Skip to main content
Order Contacts Online
On U.S. 287 Frontage Rd near Hampton Inn & Suites
Practicing COVID-19 Safety Measures
Home » What's New » World Braille Day 2019

World Braille Day 2019

Braille_640x350

Each year during the month of January we recognize World Braille Day which gives us the opportunity to take a moment and appreciate the incredible gift that Braille has given to those who are blind or suffer from vision loss. 

What is Braille?

Braille is a tactile representation of letters and numbers that can be utilized by people with vision loss to read using their fingers.  The system uses combinations of six raised dots - three rows of two - that serve to represent the numbers, letters and even symbols such as music notes. 

Braille History:

Braille was developed by a young Frenchman named Louis Braille and was first published in 1829. Braille invented the system at the age of 15 after he became blind as the result of an accident. The idea was originally based on night writing, a touch-based military code developed for Napoleon’s army by Charles Barbier as a strategy for soldiers to be able to communicate silently in the dark. Barbier’s code was ultimately rejected because it was too difficult to be used effectively by the soldiers. Barbier and Braille later met at the Royal Institute for the Blind in Paris and Braille was able to adapt the idea into a more functional system. In braille, the characters, or letters, are each represented by a cell or block with a particular arrangement of raised dots.

Not Just the ABC's

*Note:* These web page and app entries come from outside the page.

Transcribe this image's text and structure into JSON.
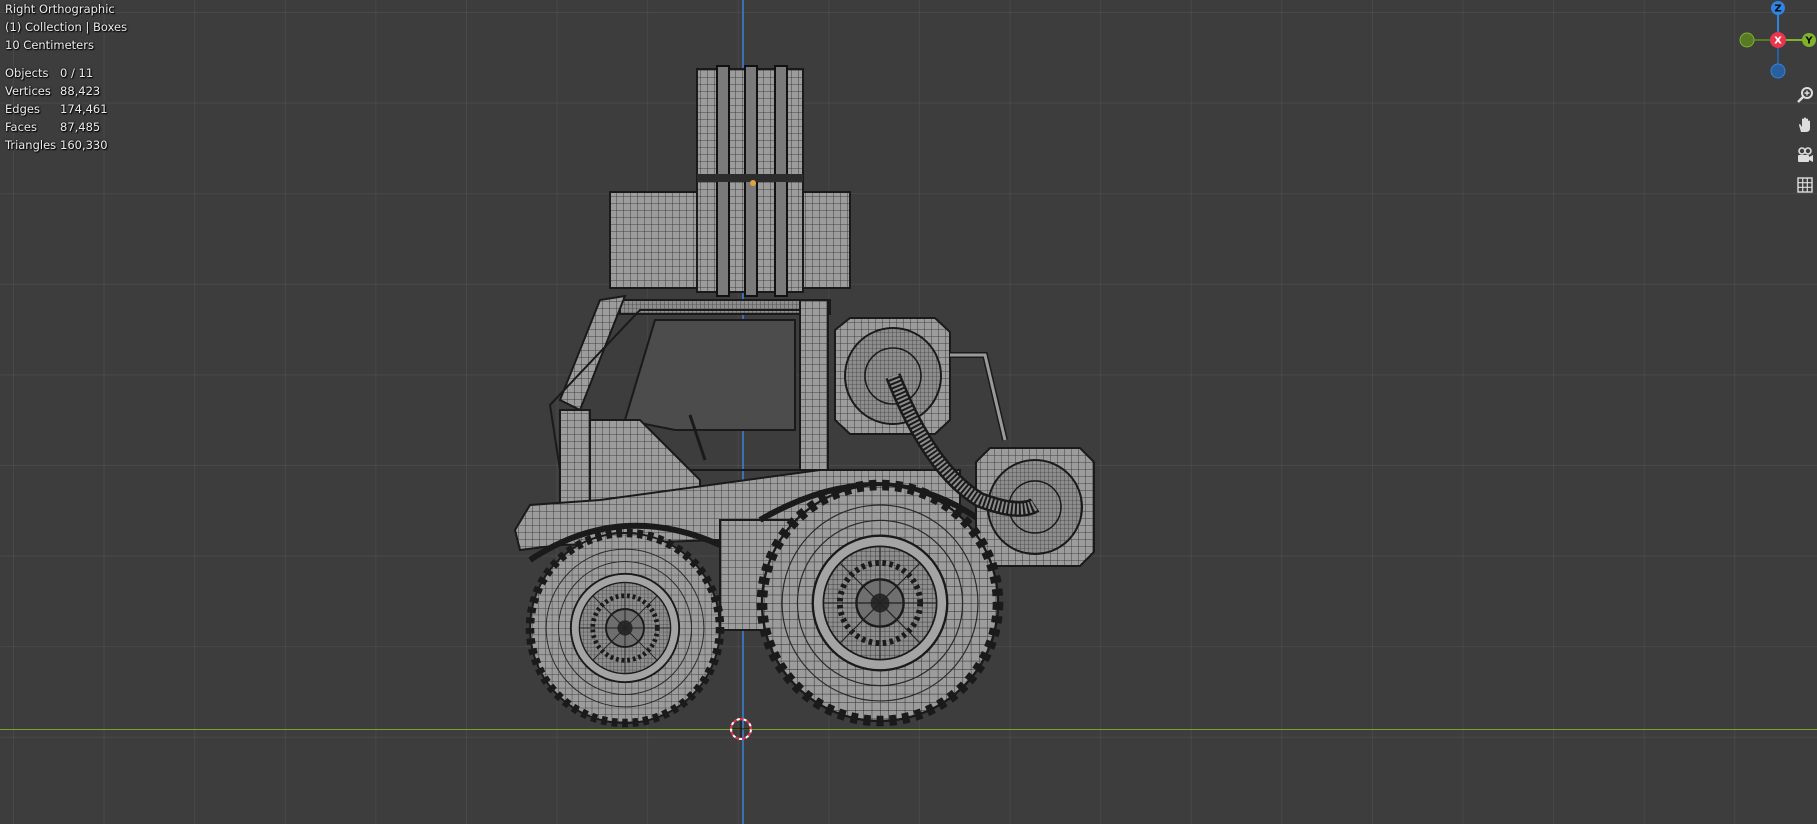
{
  "viewport": {
    "view_name": "Right Orthographic",
    "collection": "(1) Collection | Boxes",
    "units": "10 Centimeters",
    "stats": [
      {
        "label": "Objects",
        "value": "0 / 11"
      },
      {
        "label": "Vertices",
        "value": "88,423"
      },
      {
        "label": "Edges",
        "value": "174,461"
      },
      {
        "label": "Faces",
        "value": "87,485"
      },
      {
        "label": "Triangles",
        "value": "160,330"
      }
    ]
  },
  "gizmo": {
    "z_label": "Z",
    "x_label": "X",
    "y_label": "Y",
    "colors": {
      "z": "#2f83e2",
      "x": "#e8364f",
      "y": "#7fb32a",
      "z_neg": "#2a5f9e",
      "y_neg": "#587a24"
    }
  },
  "nav_controls": [
    {
      "name": "zoom-icon"
    },
    {
      "name": "hand-pan-icon"
    },
    {
      "name": "camera-icon"
    },
    {
      "name": "grid-icon"
    }
  ],
  "colors": {
    "background": "#3d3d3d",
    "mesh_fill": "#9a9a9a",
    "wire": "#1a1a1a",
    "axis_z": "#3d6fb4",
    "axis_y": "#7aa12f"
  }
}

While first developed for the French alphabet, braille has since been expanded for many languages including all the European-based languages, as well as Arabic and Asian languages. Even within those languages there are different forms of the system.  For example, in English, there is Grade 1 braille which is composed of the representation of the 26 letters of the Roman alphabet and is primarily used for those learning to read and write the language. Grade 2 on the other hand is the type of braille you are likely to see written in public places such as menus or signs as it is more complex. Grade 2 includes higher level punctuation, abbreviations and contractions. Lastly, Grade 3 is a form of shorthand designed for personal use such as taking notes or writing letters. 

In addition to the cells which represent the letters, braille may also include illustrations, graphs and symbols such as bullets or arrows. Further, a cell can also represent a number, a word or a punctuation mark. Because braille takes up more space than standard print there are many abbreviations or contractions that represent words or word sequences to save space. This also helps to improve the speed at which one can read and write using the system. 

How To Write Braille

Writing braille requires some tools. To do it by hand you need a stylus, which is a metal tool that is used to create the dots, a slate, which is a type of stencil used to align the dots into neat cells and card-stock paper which is heavy enough to emboss.  You can also write braille with a special braille typewriter or an electronic brailler as well as certain computer programs with a braille embosser printer. 

Being able to read and write braille allows those with vision impairment to learn and express themselves in a way that they would otherwise not be able to. While newer technologies such as screen readers and other computer based programs have become more common in recent years, braille is the foundation of innovation in improving the lives of the blind and vision impaired. 

TARRANT COUNTY EXECUTIVE ORDER IN EFFECT 06.26.2020 6:00PM THROUGH 08.03.2020 6:00AM


HEALTH AND SAFETY POLICY

  1. FACE COVERING REQUIRED IN ORDER TO ENTER AND REMAIN ON PREMISIS. All persons over the age of ten (10), including employees, customers, visitors, invitees, and contractors (“patrons”), who enter this business must wear a face mask covering over their nose and mouth. The CDC advises face coverings for people 2 years or older. Face coverings may include homemade masks, scarfs, bandanas, or a handkerchief. Tarrant County residents should continue to maintain social distancing of at least six feet while outside their home.
    • The requirement of a face covering does not apply if covering the nose and mouth poses a significant mental or physical health risk to the individual.
  2. SOCIAL DISTANCING PROTOCOLS. Even with the use of appropriate face
    coverings, individuals should maintain six (6) feet of social distancing whenever
    possible.
    • Employees should not work within six (6) feet of one another, except to the extent necessary to provide services.
    • Patrons should maintain six (6) feet of separation from other individuals outside their household, to the extent feasible when inside the business premises.
    • Patrons of the business queuing or waiting inside or on the premises of the business must maintain six (6) feet of separation from other individuals outside their household.
  3. EXCEPTIONS. The requirement of a face covering also does not apply when an individual is consuming a food or beverage or receiving a service where the wearing of a face covering would impair the performance of the service.
  4. VIOLATIONS. Patrons who do not wear a face covering will be asked to leave the premises and will not be provided goods or services until the face covering requirements are followed.
  5. NOTICE AND SIGNAGE. Notice of this Health and Safety Policy will be posted in a conspicuous location of the business.

Thank you for your support and understanding during these unprecedented times. We hope to be able to continue to provide excellent care and service.